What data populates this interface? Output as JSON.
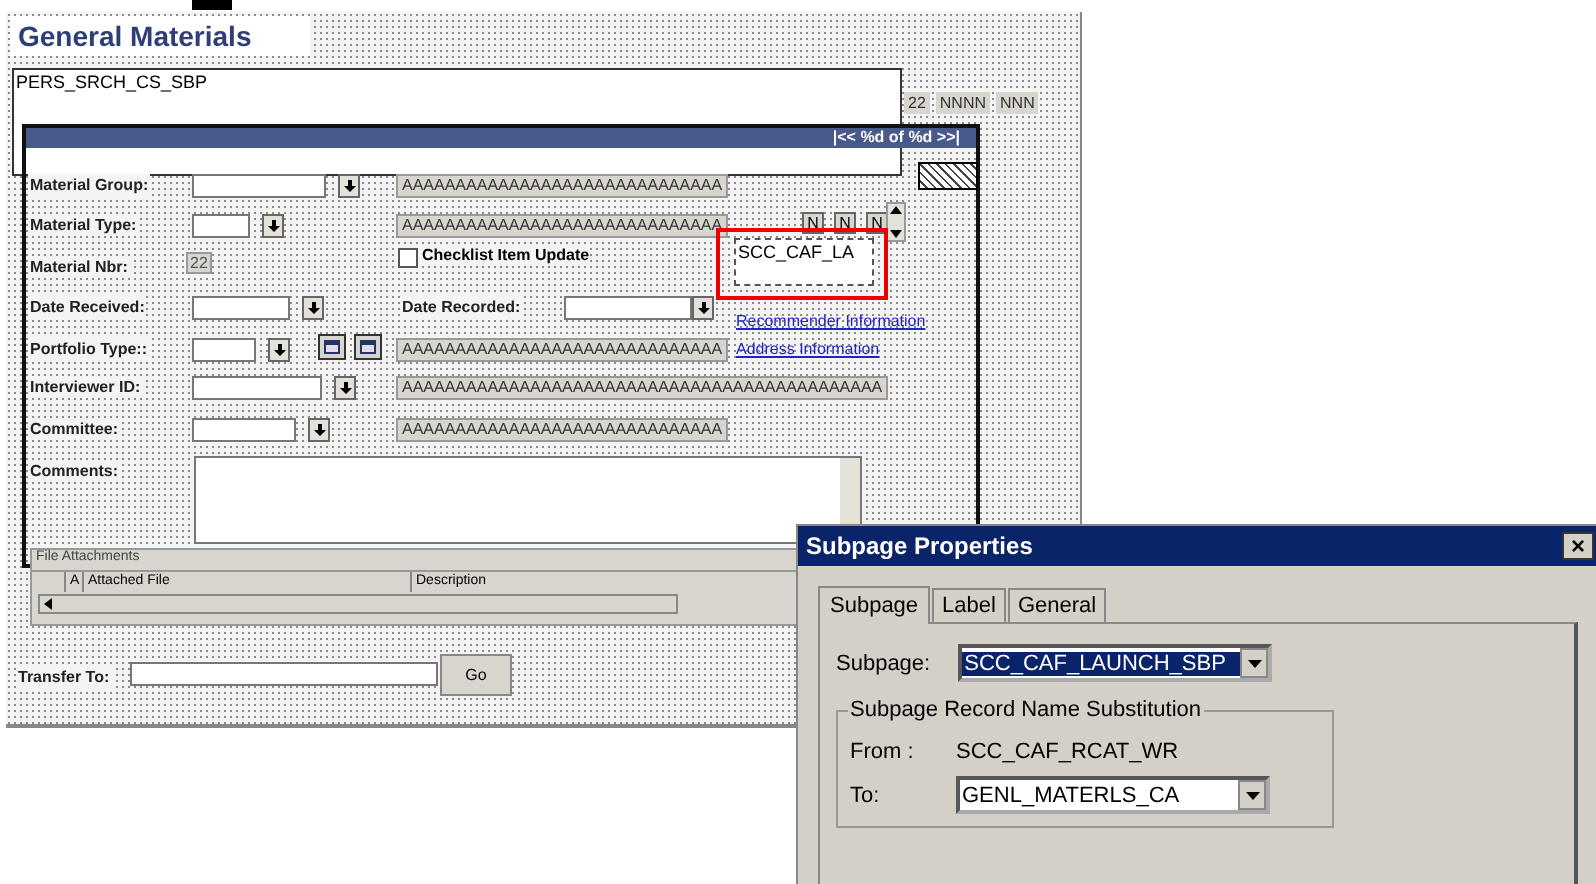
{
  "page": {
    "title": "General Materials"
  },
  "search_subpage": {
    "name": "PERS_SRCH_CS_SBP"
  },
  "header_fields": [
    "22",
    "NNNN",
    "NNN"
  ],
  "scroll_area": {
    "navigation": "|<< %d of %d >>|"
  },
  "fields": [
    {
      "kind": "dropdown",
      "label": "Material Group:",
      "description": "AAAAAAAAAAAAAAAAAAAAAAAAAAAAAA"
    },
    {
      "kind": "dropdown",
      "label": "Material Type:",
      "description": "AAAAAAAAAAAAAAAAAAAAAAAAAAAAAA",
      "codes": [
        "N",
        "N",
        "N"
      ]
    },
    {
      "kind": "number",
      "label": "Material Nbr:",
      "value": "22"
    },
    {
      "kind": "dropdown",
      "label": "Date Received:"
    },
    {
      "kind": "dropdown",
      "label": "Portfolio Type::",
      "description": "AAAAAAAAAAAAAAAAAAAAAAAAAAAAAA"
    },
    {
      "kind": "dropdown",
      "label": "Interviewer ID:",
      "description": "AAAAAAAAAAAAAAAAAAAAAAAAAAAAAAAAAAAAAAAAAAAAA"
    },
    {
      "kind": "dropdown",
      "label": "Committee:",
      "description": "AAAAAAAAAAAAAAAAAAAAAAAAAAAAAA"
    },
    {
      "kind": "textarea",
      "label": "Comments:"
    }
  ],
  "checkbox": {
    "label": "Checklist Item Update",
    "checked": false
  },
  "date_recorded": {
    "label": "Date Recorded:"
  },
  "subpage_field": {
    "value": "SCC_CAF_LA",
    "selected": true
  },
  "links": [
    "Recommender Information",
    "Address Information"
  ],
  "grid": {
    "title": "File Attachments",
    "columns": [
      "A",
      "Attached File",
      "Description"
    ]
  },
  "transfer": {
    "label": "Transfer To:",
    "button": "Go"
  },
  "dialog": {
    "title": "Subpage Properties",
    "close": "×",
    "tabs": [
      {
        "label": "Subpage",
        "selected": true
      },
      {
        "label": "Label",
        "selected": false
      },
      {
        "label": "General",
        "selected": false
      }
    ],
    "subpage_label": "Subpage:",
    "subpage_value": "SCC_CAF_LAUNCH_SBP",
    "subpage_highlighted": true,
    "group_title": "Subpage Record Name Substitution",
    "from_label": "From :",
    "from_value": "SCC_CAF_RCAT_WR",
    "to_label": "To:",
    "to_value": "GENL_MATERLS_CA"
  }
}
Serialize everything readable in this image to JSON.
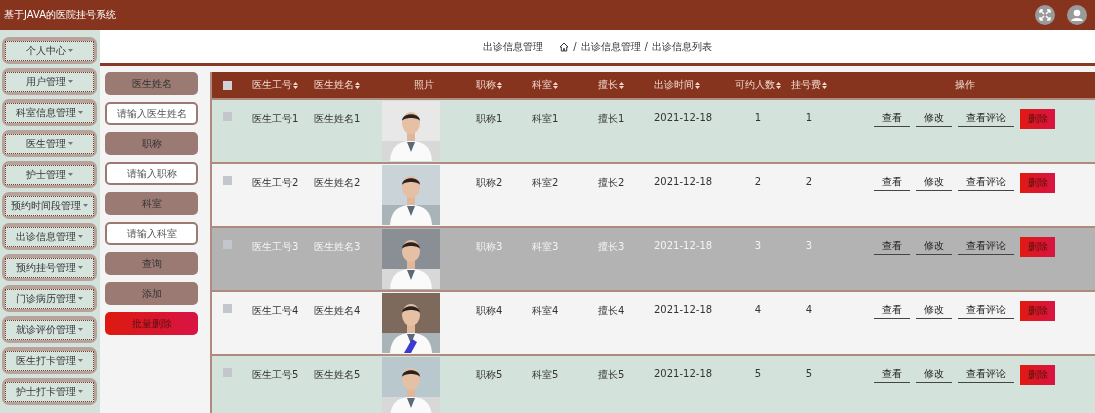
{
  "app_title": "基于JAVA的医院挂号系统",
  "sidebar": {
    "items": [
      {
        "label": "个人中心"
      },
      {
        "label": "用户管理"
      },
      {
        "label": "科室信息管理"
      },
      {
        "label": "医生管理"
      },
      {
        "label": "护士管理"
      },
      {
        "label": "预约时间段管理"
      },
      {
        "label": "出诊信息管理"
      },
      {
        "label": "预约挂号管理"
      },
      {
        "label": "门诊病历管理"
      },
      {
        "label": "就诊评价管理"
      },
      {
        "label": "医生打卡管理"
      },
      {
        "label": "护士打卡管理"
      }
    ]
  },
  "breadcrumb": {
    "page_title": "出诊信息管理",
    "separator": "/",
    "trail": [
      "出诊信息管理",
      "出诊信息列表"
    ]
  },
  "search": {
    "fields": [
      {
        "label": "医生姓名",
        "placeholder": "请输入医生姓名"
      },
      {
        "label": "职称",
        "placeholder": "请输入职称"
      },
      {
        "label": "科室",
        "placeholder": "请输入科室"
      }
    ],
    "buttons": [
      {
        "label": "查询",
        "kind": "default"
      },
      {
        "label": "添加",
        "kind": "default"
      },
      {
        "label": "批量删除",
        "kind": "danger"
      }
    ]
  },
  "table": {
    "all_checked": false,
    "columns": [
      {
        "label": "医生工号",
        "sortable": true
      },
      {
        "label": "医生姓名",
        "sortable": true
      },
      {
        "label": "照片",
        "sortable": false
      },
      {
        "label": "职称",
        "sortable": true
      },
      {
        "label": "科室",
        "sortable": true
      },
      {
        "label": "擅长",
        "sortable": true
      },
      {
        "label": "出诊时间",
        "sortable": true
      },
      {
        "label": "可约人数",
        "sortable": true
      },
      {
        "label": "挂号费",
        "sortable": true
      },
      {
        "label": "操作",
        "sortable": false
      }
    ],
    "rows": [
      {
        "checked": false,
        "hovered": false,
        "cells": [
          "医生工号1",
          "医生姓名1",
          {
            "kind": "picture"
          },
          "职称1",
          "科室1",
          "擅长1",
          "2021-12-18",
          "1",
          "1"
        ],
        "actions": [
          {
            "label": "查看",
            "kind": "link"
          },
          {
            "label": "修改",
            "kind": "link"
          },
          {
            "label": "查看评论",
            "kind": "link"
          },
          {
            "label": "删除",
            "kind": "danger"
          }
        ]
      },
      {
        "checked": false,
        "hovered": false,
        "cells": [
          "医生工号2",
          "医生姓名2",
          {
            "kind": "picture"
          },
          "职称2",
          "科室2",
          "擅长2",
          "2021-12-18",
          "2",
          "2"
        ],
        "actions": [
          {
            "label": "查看",
            "kind": "link"
          },
          {
            "label": "修改",
            "kind": "link"
          },
          {
            "label": "查看评论",
            "kind": "link"
          },
          {
            "label": "删除",
            "kind": "danger"
          }
        ]
      },
      {
        "checked": false,
        "hovered": true,
        "cells": [
          "医生工号3",
          "医生姓名3",
          {
            "kind": "picture"
          },
          "职称3",
          "科室3",
          "擅长3",
          "2021-12-18",
          "3",
          "3"
        ],
        "actions": [
          {
            "label": "查看",
            "kind": "link"
          },
          {
            "label": "修改",
            "kind": "link"
          },
          {
            "label": "查看评论",
            "kind": "link"
          },
          {
            "label": "删除",
            "kind": "danger"
          }
        ]
      },
      {
        "checked": false,
        "hovered": false,
        "cells": [
          "医生工号4",
          "医生姓名4",
          {
            "kind": "picture"
          },
          "职称4",
          "科室4",
          "擅长4",
          "2021-12-18",
          "4",
          "4"
        ],
        "actions": [
          {
            "label": "查看",
            "kind": "link"
          },
          {
            "label": "修改",
            "kind": "link"
          },
          {
            "label": "查看评论",
            "kind": "link"
          },
          {
            "label": "删除",
            "kind": "danger"
          }
        ]
      },
      {
        "checked": false,
        "hovered": false,
        "cells": [
          "医生工号5",
          "医生姓名5",
          {
            "kind": "picture"
          },
          "职称5",
          "科室5",
          "擅长5",
          "2021-12-18",
          "5",
          "5"
        ],
        "actions": [
          {
            "label": "查看",
            "kind": "link"
          },
          {
            "label": "修改",
            "kind": "link"
          },
          {
            "label": "查看评论",
            "kind": "link"
          },
          {
            "label": "删除",
            "kind": "danger"
          }
        ]
      }
    ]
  }
}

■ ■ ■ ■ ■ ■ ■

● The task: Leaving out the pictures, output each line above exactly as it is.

● Exercise output:
What data populates this interface? Output as JSON.
{
  "page": {
    "title": "General Materials"
  },
  "search_subpage": {
    "name": "PERS_SRCH_CS_SBP"
  },
  "header_fields": [
    "22",
    "NNNN",
    "NNN"
  ],
  "scroll_area": {
    "navigation": "|<< %d of %d >>|"
  },
  "fields": [
    {
      "kind": "dropdown",
      "label": "Material Group:",
      "description": "AAAAAAAAAAAAAAAAAAAAAAAAAAAAAA"
    },
    {
      "kind": "dropdown",
      "label": "Material Type:",
      "description": "AAAAAAAAAAAAAAAAAAAAAAAAAAAAAA",
      "codes": [
        "N",
        "N",
        "N"
      ]
    },
    {
      "kind": "number",
      "label": "Material Nbr:",
      "value": "22"
    },
    {
      "kind": "dropdown",
      "label": "Date Received:"
    },
    {
      "kind": "dropdown",
      "label": "Portfolio Type::",
      "description": "AAAAAAAAAAAAAAAAAAAAAAAAAAAAAA"
    },
    {
      "kind": "dropdown",
      "label": "Interviewer ID:",
      "description": "AAAAAAAAAAAAAAAAAAAAAAAAAAAAAAAAAAAAAAAAAAAAA"
    },
    {
      "kind": "dropdown",
      "label": "Committee:",
      "description": "AAAAAAAAAAAAAAAAAAAAAAAAAAAAAA"
    },
    {
      "kind": "textarea",
      "label": "Comments:"
    }
  ],
  "checkbox": {
    "label": "Checklist Item Update",
    "checked": false
  },
  "date_recorded": {
    "label": "Date Recorded:"
  },
  "subpage_field": {
    "value": "SCC_CAF_LA",
    "selected": true
  },
  "links": [
    "Recommender Information",
    "Address Information"
  ],
  "grid": {
    "title": "File Attachments",
    "columns": [
      "A",
      "Attached File",
      "Description"
    ]
  },
  "transfer": {
    "label": "Transfer To:",
    "button": "Go"
  },
  "dialog": {
    "title": "Subpage Properties",
    "close": "×",
    "tabs": [
      {
        "label": "Subpage",
        "selected": true
      },
      {
        "label": "Label",
        "selected": false
      },
      {
        "label": "General",
        "selected": false
      }
    ],
    "subpage_label": "Subpage:",
    "subpage_value": "SCC_CAF_LAUNCH_SBP",
    "subpage_highlighted": true,
    "group_title": "Subpage Record Name Substitution",
    "from_label": "From :",
    "from_value": "SCC_CAF_RCAT_WR",
    "to_label": "To:",
    "to_value": "GENL_MATERLS_CA"
  }
}
Serialize everything readable in this image to JSON.
{
  "app_title": "基于JAVA的医院挂号系统",
  "sidebar": {
    "items": [
      {
        "label": "个人中心"
      },
      {
        "label": "用户管理"
      },
      {
        "label": "科室信息管理"
      },
      {
        "label": "医生管理"
      },
      {
        "label": "护士管理"
      },
      {
        "label": "预约时间段管理"
      },
      {
        "label": "出诊信息管理"
      },
      {
        "label": "预约挂号管理"
      },
      {
        "label": "门诊病历管理"
      },
      {
        "label": "就诊评价管理"
      },
      {
        "label": "医生打卡管理"
      },
      {
        "label": "护士打卡管理"
      }
    ]
  },
  "breadcrumb": {
    "page_title": "出诊信息管理",
    "separator": "/",
    "trail": [
      "出诊信息管理",
      "出诊信息列表"
    ]
  },
  "search": {
    "fields": [
      {
        "label": "医生姓名",
        "placeholder": "请输入医生姓名"
      },
      {
        "label": "职称",
        "placeholder": "请输入职称"
      },
      {
        "label": "科室",
        "placeholder": "请输入科室"
      }
    ],
    "buttons": [
      {
        "label": "查询",
        "kind": "default"
      },
      {
        "label": "添加",
        "kind": "default"
      },
      {
        "label": "批量删除",
        "kind": "danger"
      }
    ]
  },
  "table": {
    "all_checked": false,
    "columns": [
      {
        "label": "医生工号",
        "sortable": true
      },
      {
        "label": "医生姓名",
        "sortable": true
      },
      {
        "label": "照片",
        "sortable": false
      },
      {
        "label": "职称",
        "sortable": true
      },
      {
        "label": "科室",
        "sortable": true
      },
      {
        "label": "擅长",
        "sortable": true
      },
      {
        "label": "出诊时间",
        "sortable": true
      },
      {
        "label": "可约人数",
        "sortable": true
      },
      {
        "label": "挂号费",
        "sortable": true
      },
      {
        "label": "操作",
        "sortable": false
      }
    ],
    "rows": [
      {
        "checked": false,
        "hovered": false,
        "cells": [
          "医生工号1",
          "医生姓名1",
          {
            "kind": "picture"
          },
          "职称1",
          "科室1",
          "擅长1",
          "2021-12-18",
          "1",
          "1"
        ],
        "actions": [
          {
            "label": "查看",
            "kind": "link"
          },
          {
            "label": "修改",
            "kind": "link"
          },
          {
            "label": "查看评论",
            "kind": "link"
          },
          {
            "label": "删除",
            "kind": "danger"
          }
        ]
      },
      {
        "checked": false,
        "hovered": false,
        "cells": [
          "医生工号2",
          "医生姓名2",
          {
            "kind": "picture"
          },
          "职称2",
          "科室2",
          "擅长2",
          "2021-12-18",
          "2",
          "2"
        ],
        "actions": [
          {
            "label": "查看",
            "kind": "link"
          },
          {
            "label": "修改",
            "kind": "link"
          },
          {
            "label": "查看评论",
            "kind": "link"
          },
          {
            "label": "删除",
            "kind": "danger"
          }
        ]
      },
      {
        "checked": false,
        "hovered": true,
        "cells": [
          "医生工号3",
          "医生姓名3",
          {
            "kind": "picture"
          },
          "职称3",
          "科室3",
          "擅长3",
          "2021-12-18",
          "3",
          "3"
        ],
        "actions": [
          {
            "label": "查看",
            "kind": "link"
          },
          {
            "label": "修改",
            "kind": "link"
          },
          {
            "label": "查看评论",
            "kind": "link"
          },
          {
            "label": "删除",
            "kind": "danger"
          }
        ]
      },
      {
        "checked": false,
        "hovered": false,
        "cells": [
          "医生工号4",
          "医生姓名4",
          {
            "kind": "picture"
          },
          "职称4",
          "科室4",
          "擅长4",
          "2021-12-18",
          "4",
          "4"
        ],
        "actions": [
          {
            "label": "查看",
            "kind": "link"
          },
          {
            "label": "修改",
            "kind": "link"
          },
          {
            "label": "查看评论",
            "kind": "link"
          },
          {
            "label": "删除",
            "kind": "danger"
          }
        ]
      },
      {
        "checked": false,
        "hovered": false,
        "cells": [
          "医生工号5",
          "医生姓名5",
          {
            "kind": "picture"
          },
          "职称5",
          "科室5",
          "擅长5",
          "2021-12-18",
          "5",
          "5"
        ],
        "actions": [
          {
            "label": "查看",
            "kind": "link"
          },
          {
            "label": "修改",
            "kind": "link"
          },
          {
            "label": "查看评论",
            "kind": "link"
          },
          {
            "label": "删除",
            "kind": "danger"
          }
        ]
      }
    ]
  }
}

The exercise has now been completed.